Economics is an amazing science. It covers more ground than any other discipline because whenever we work with money or make a decision, we’re participating in economics.

I’m fond of using exercises to help organize thoughts and illustrate points.  The following exercise was an attempt to describe economics in one word.  Because it only works once if I do it I solicited the help of my friends on Twitter.  The following are their responses, click their links and be sure to follow them:

@faerievert unavoidable
@taeberhart choices
@jodiecongirl incentives-ology
@lifeexcursion greed
@manshu equilibrium
@budgetsaresexy unpredictable
@everydayfinance dismal
@jrclark9 elastic
@doctor_s strategary
@josh_smith control
@extremejacob pseudoscience
@hezumartin action
@clarifinancial trade-offs
@matt_sf power
@myliferoi dependent
@nodebtplan transactions
@moneyenergy prognostication
@centsiblelife boring
@thebrokemba framework

What my dear Twitter friends did not know was that I was using them to illustrate a point: most of us don’t know what economics is.  The list of suggestions ranges from the specific to the sarcastic, and this reflects our attitudes towards economics.  Our perception of economics has been manipulated by media coverage of 5 or 10 select economists that specialize in the macroeconomy.  The macroeconomy is things like unemployment and GDP.  Ben Bernanke is a macroeconomist.

There are whole other realms of economics that will never get national coverage.  For example, let’s say you’re starting up a business making your new product, widgets.  You need to know the industrial make-up of your suppliers and buyers to know where you’ll have the most bargaining power.  You need to know your competitors or whether or not new competitors can move in and take over your industry.  You need to know how many widgets you must make to break even and at what price.  This has traces of finance, negotiation, accounting, and supply chain management; it’s all economics.  The academics studying these things are economists just as much as Bernanke.  This is just one of many realms of economics.

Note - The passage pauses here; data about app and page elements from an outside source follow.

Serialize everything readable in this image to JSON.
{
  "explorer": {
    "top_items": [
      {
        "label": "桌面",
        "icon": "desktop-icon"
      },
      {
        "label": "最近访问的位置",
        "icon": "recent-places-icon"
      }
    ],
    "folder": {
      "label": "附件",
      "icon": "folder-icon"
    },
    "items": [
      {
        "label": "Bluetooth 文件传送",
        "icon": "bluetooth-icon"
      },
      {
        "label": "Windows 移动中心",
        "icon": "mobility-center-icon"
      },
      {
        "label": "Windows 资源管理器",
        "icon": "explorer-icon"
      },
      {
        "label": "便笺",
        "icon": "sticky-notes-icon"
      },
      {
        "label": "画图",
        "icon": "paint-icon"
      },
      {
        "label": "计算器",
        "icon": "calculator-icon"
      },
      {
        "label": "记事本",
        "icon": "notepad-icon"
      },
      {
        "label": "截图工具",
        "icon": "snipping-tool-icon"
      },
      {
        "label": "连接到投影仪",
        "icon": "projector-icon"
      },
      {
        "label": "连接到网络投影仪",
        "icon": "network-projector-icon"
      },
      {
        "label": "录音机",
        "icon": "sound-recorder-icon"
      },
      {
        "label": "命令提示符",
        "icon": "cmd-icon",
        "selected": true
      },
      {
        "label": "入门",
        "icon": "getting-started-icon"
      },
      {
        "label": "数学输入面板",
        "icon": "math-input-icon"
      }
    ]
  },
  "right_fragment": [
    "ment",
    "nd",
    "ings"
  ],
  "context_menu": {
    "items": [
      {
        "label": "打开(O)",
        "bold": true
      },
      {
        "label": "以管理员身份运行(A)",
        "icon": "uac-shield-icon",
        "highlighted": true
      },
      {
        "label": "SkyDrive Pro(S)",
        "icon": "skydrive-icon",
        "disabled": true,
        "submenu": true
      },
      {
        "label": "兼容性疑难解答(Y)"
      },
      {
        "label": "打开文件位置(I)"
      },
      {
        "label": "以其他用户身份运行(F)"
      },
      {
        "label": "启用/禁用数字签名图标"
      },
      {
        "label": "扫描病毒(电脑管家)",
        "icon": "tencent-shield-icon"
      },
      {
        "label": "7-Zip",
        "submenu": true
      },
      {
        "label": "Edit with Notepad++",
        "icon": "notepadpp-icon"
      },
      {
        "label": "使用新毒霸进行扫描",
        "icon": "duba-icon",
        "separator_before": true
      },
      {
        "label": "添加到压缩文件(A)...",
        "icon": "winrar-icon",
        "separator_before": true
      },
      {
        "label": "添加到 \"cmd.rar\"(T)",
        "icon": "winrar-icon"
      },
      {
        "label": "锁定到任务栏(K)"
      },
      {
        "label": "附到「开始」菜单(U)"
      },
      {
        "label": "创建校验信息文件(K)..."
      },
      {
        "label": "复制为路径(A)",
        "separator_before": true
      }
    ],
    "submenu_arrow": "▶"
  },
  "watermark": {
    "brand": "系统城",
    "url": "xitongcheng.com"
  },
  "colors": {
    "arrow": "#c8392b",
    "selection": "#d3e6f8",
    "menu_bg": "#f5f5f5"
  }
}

The financial crisis and resulting recession have not only made economics a more well-known science, but also branded it with a scarlet letter.  Economists are smart cookies and have caught on to this.  Perhaps the best example is the fact that this year’s winner of the highest award in economics goes to two folks who have focused their careers on subjects other than finance and the macroeconomy.  The highest award is not a Nobel Prize, though it is called one.  Its official name is the Sveriges Riksbank Prize in Economic Sciences in Memory of Alfred Nobel.  There were two winner which split the $1.4 million prize; Elinor Ostrom for her work on shared resources, and Oliver Williamson’s contributions are marginally significant to the large companies.

I didn’t mean to pick on my Twitter friends above.  In fact, taken collectively, it does a decent job of covering economics.  I was hoping someone would take my idea so I could feature them, but great minds don’t think alike.  My one-word description is “assumptions”.  A lot of economic theory relies on assumptions.  Assume the market is a monopoly, assume inflation is steady, this model works assuming prices don’t spike etc…   It allows economists to simplify complicated subjects. I’m mostly picking on economists because using these assumptions they are able to make accurate predictions of the market.  We just only ever hear about when they get it wrong.

Photo: harshlight

categories: economics, lists